How come I couldn’t have studied Hag-Seed in Grade 12 English Lit instead of the original?
A House Without Windows
Nadia Hashimi, author of the bestselling The Pearl That Broke The Shell and When the Moon is Low, once again shines a megawatt light on what it means to be a woman in Afghanistan through A House Without Windows. And the picture isn’t pretty.
Zeba has been a dutiful wife and loving mother for 20 years. Hers is a tough life: her husband is an abusive drunk (although he didn’t start out that way); she has buried two children; the family is often hungry. Home is “a broken place – broken dishes, broken ribs, broken spirits”. She holds herself together by stringing her thoughts into rhymes.
When Zeba’s husband Kamal is found violently murdered in their courtyard, Zeba bathed in his blood, she is unable or unwilling to tell what happened. She’s arrested – of course she murdered her husband the neighbours whisper – and tossed into Chil Mahtab, a prison for women, many of them accused of zina, moral crimes. One teenage girl ran away from home but stays in prison because it’s a safer shelter. Another has been wrongfully accused by her mother to protect her from a certain honour killing.
Enter Zeba’s Afghan-born, American raised young human rights lawyer, who knows she isn’t guilty and sets out on what seems like an impossible journey to prove her innocence inside a system that believes that it takes two women’s voices to carry the weight of one man’s – and even then, only maybe.

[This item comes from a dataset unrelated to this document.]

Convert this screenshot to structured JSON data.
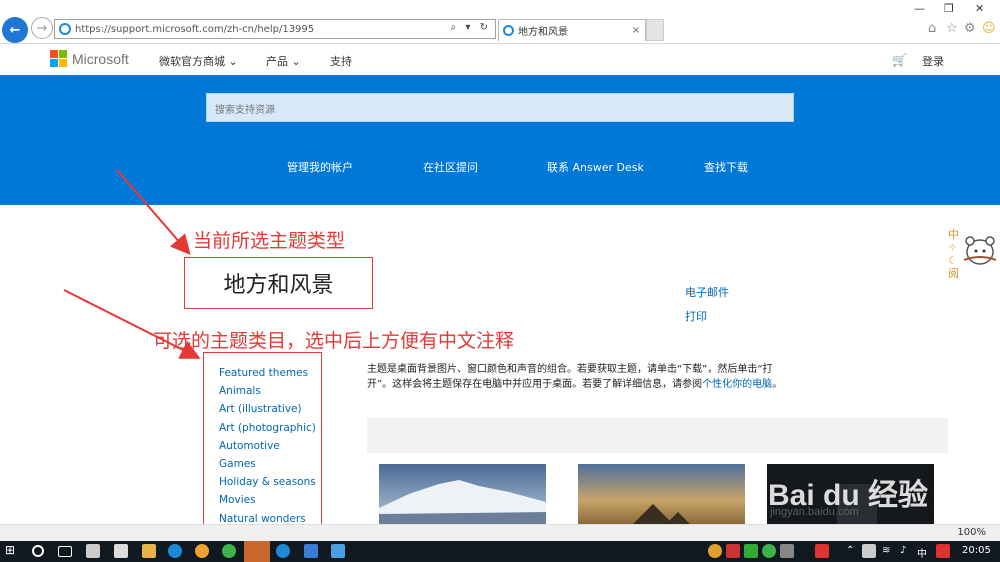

What Zeba discovers inside the prison: herself. And an unlikely sisterhood that nurtures, supports and finally, speaks without fear. “If I’d known Chil Mahtab could bring me such joy I would have happily let myself be used by a boy.”